▶ [Your goal] Print the listing that follows, character for character.
= = = = =
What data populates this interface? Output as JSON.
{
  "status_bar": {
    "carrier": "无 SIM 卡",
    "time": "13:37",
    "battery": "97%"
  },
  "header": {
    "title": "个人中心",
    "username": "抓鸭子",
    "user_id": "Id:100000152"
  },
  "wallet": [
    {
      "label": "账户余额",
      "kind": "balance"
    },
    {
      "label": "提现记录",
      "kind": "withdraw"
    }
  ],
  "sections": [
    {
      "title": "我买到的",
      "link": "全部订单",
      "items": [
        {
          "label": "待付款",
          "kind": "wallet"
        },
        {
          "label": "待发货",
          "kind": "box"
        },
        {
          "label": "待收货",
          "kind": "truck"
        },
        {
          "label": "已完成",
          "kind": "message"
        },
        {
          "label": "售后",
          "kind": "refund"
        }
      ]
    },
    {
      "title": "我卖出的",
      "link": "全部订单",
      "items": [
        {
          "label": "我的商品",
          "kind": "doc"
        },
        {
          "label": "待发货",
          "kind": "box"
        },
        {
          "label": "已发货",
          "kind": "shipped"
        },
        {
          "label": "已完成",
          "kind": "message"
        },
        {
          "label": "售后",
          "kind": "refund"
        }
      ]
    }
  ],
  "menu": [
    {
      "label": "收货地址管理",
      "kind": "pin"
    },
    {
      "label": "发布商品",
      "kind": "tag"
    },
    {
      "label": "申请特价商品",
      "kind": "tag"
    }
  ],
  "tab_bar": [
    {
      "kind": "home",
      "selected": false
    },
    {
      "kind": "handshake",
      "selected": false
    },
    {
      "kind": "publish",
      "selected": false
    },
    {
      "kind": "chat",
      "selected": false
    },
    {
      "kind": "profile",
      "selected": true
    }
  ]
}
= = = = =
▶ [Result of this task]
What data populates this interface? Output as JSON.
{
  "status_bar": {
    "carrier": "无 SIM 卡",
    "time": "13:37",
    "battery": "97%"
  },
  "header": {
    "title": "个人中心",
    "username": "抓鸭子",
    "user_id": "Id:100000152"
  },
  "wallet": [
    {
      "label": "账户余额",
      "kind": "balance"
    },
    {
      "label": "提现记录",
      "kind": "withdraw"
    }
  ],
  "sections": [
    {
      "title": "我买到的",
      "link": "全部订单",
      "items": [
        {
          "label": "待付款",
          "kind": "wallet"
        },
        {
          "label": "待发货",
          "kind": "box"
        },
        {
          "label": "待收货",
          "kind": "truck"
        },
        {
          "label": "已完成",
          "kind": "message"
        },
        {
          "label": "售后",
          "kind": "refund"
        }
      ]
    },
    {
      "title": "我卖出的",
      "link": "全部订单",
      "items": [
        {
          "label": "我的商品",
          "kind": "doc"
        },
        {
          "label": "待发货",
          "kind": "box"
        },
        {
          "label": "已发货",
          "kind": "shipped"
        },
        {
          "label": "已完成",
          "kind": "message"
        },
        {
          "label": "售后",
          "kind": "refund"
        }
      ]
    }
  ],
  "menu": [
    {
      "label": "收货地址管理",
      "kind": "pin"
    },
    {
      "label": "发布商品",
      "kind": "tag"
    },
    {
      "label": "申请特价商品",
      "kind": "tag"
    }
  ],
  "tab_bar": [
    {
      "kind": "home",
      "selected": false
    },
    {
      "kind": "handshake",
      "selected": false
    },
    {
      "kind": "publish",
      "selected": false
    },
    {
      "kind": "chat",
      "selected": false
    },
    {
      "kind": "profile",
      "selected": true
    }
  ]
}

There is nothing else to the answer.